Mulder and Scully have become cultural shorthand for ‘believer’ and ‘nonbeliever’ respectively; Mulder, driven by a need to find his missing sister who be believes was abducted by aliens, and practical, pragmatic old Scully, unafraid to call bullshit on Mulder’s theories and demand proof.

Something must be said about the progressive gender politics of the show; again, Scully is clinical, fastidious, and disinclined to flights of faith or the benefit of the doubt. She stands in direct contrast to Mulder, who is prone to making Herculean leaps in logic, draw conclusions from nothing more than a hunch, run off in the middle of an investigation in order to pursue a tangential lead, or damage his own case by not following procedure. Additionally, in several episodes I was pleased to see Scully physically take down fleeing suspects or attackers, a welcome change from the lip-service feminism in most high-profile movies and TV these days.

The X-Files was the Go-To show of the 90’s; it had a healthy anti-authoritarian attitude and personified the decade’s postmodern, question-everything flavor. Conspiracy theories abounded, Big Government was out to hide everything from alien abduction to the location of car keys, aliens were probing anything remotely anus-shaped, and people didn’t have casual sex with their co-workers.

The X-Files, as horrible as it feels to say it, does not stand the test of time for me. Too often Mulder and Scully find themselves struggling to solve a situation that could be resolved with a quick Google search–certainly it’s easy to dismiss the show as dated, just check out Scully’s shoulder pads. But that’s just nitpicking– the real problem is Mulder’s utter disinterest in applying objectivity to anything they encounter. There’s keeping an open mind, and then there’s Fox Mulder, who never met a candy wrapper he couldn’t conflate into some kind of paranormal occurrence. After all, tinfoil has many, many uses amongst the ‘aliens among us’ set.

After the Bush years, I found my faith in Big Government’s ability to keep secrets from the people had waned. Why believe in a cover up about aliens when there’s so much worse out there?

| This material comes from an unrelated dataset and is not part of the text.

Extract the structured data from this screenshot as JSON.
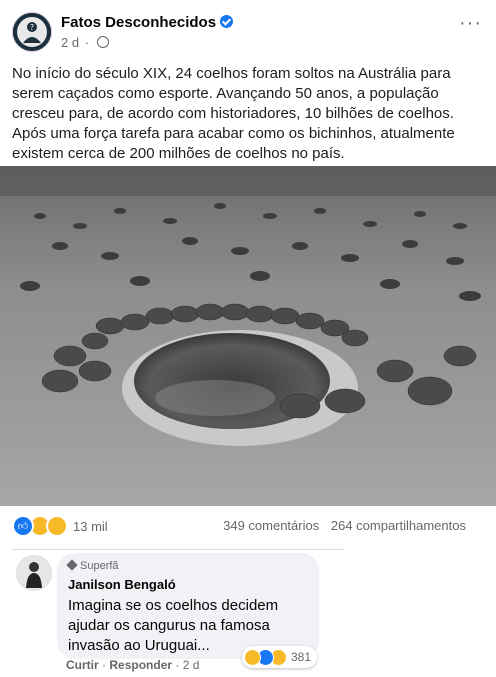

A year or two ago, I found a blog kept by a sharpshooter who’d been to Iraq. His assignment had been to sit on a hillside and shoot anyone who came near some metal pieces scattered in a valley down below. The metal pieces were ‘components’ intentionally scattered by the military as bait, as they are often used to create IEDs; unfortunately, they also contain copper that children collect in order to sell for scrap, to make money for their families. The sharpshooter was instructed to kill anyone who came near the parts, and kill them he did.

This isn’t the sort of thing everyone thinks of when they’re watching a TV show: ‘how well does this show reflect reality as I know it?’  Of course there’s a temporary suspension of disbelief. This is the benefit of the doubt we give when we sit down to watch anything.

The best parts of the show for me, now and always, are the Monster of the Week episodes, where Mulder and Scully take down werewolves, vampires, lake monsters, weird flesh-eating bugs, giant leeches and such. The episode ‘Beyond The Sea,’ about serial killer Luther Boggs (played by Brad Dourif, one of my actor obsessions) and the death of Scully’s father, is an episode that is so moving that it stuck with me since the first time I saw it, in 1993. The scene where Boggs is walking down the hallway to the gas chamber, and he turns away and is guided back by the officers, not fighting, not violent,  but frightened like a child and simply wanting to get away, is heartbreaking.

There’s still lots to love about the X-files. The patter, the Lone Gunmen, the infamous red Speedo, but in my opinion, most of the good stuff is to be found when Fox and Dana are doing anything but investigating aliens. Odd, considering the show’s intent.